Web page and app entries:
- - - -

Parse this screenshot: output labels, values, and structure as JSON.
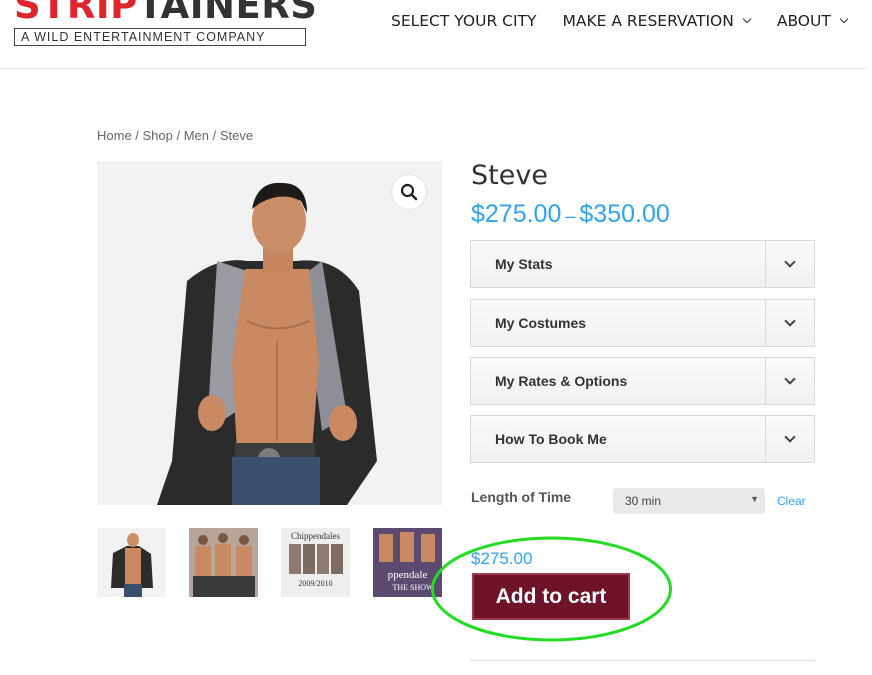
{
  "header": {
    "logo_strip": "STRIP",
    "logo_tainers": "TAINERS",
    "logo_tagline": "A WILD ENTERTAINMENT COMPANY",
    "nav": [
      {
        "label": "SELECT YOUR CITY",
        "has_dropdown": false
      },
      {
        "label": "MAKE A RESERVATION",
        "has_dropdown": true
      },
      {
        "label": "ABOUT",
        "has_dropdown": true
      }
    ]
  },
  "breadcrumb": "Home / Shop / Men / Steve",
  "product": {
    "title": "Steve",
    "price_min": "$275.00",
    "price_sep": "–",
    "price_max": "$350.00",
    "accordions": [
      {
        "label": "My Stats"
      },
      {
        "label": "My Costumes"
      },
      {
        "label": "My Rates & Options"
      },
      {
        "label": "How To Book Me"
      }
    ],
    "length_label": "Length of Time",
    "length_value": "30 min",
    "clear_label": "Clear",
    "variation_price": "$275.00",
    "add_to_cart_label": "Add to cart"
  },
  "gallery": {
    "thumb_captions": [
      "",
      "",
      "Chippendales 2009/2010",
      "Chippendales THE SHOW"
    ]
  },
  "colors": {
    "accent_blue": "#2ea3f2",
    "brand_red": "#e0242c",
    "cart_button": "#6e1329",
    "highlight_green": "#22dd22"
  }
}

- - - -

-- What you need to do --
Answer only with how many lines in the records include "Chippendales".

-- Response to this exercise --
2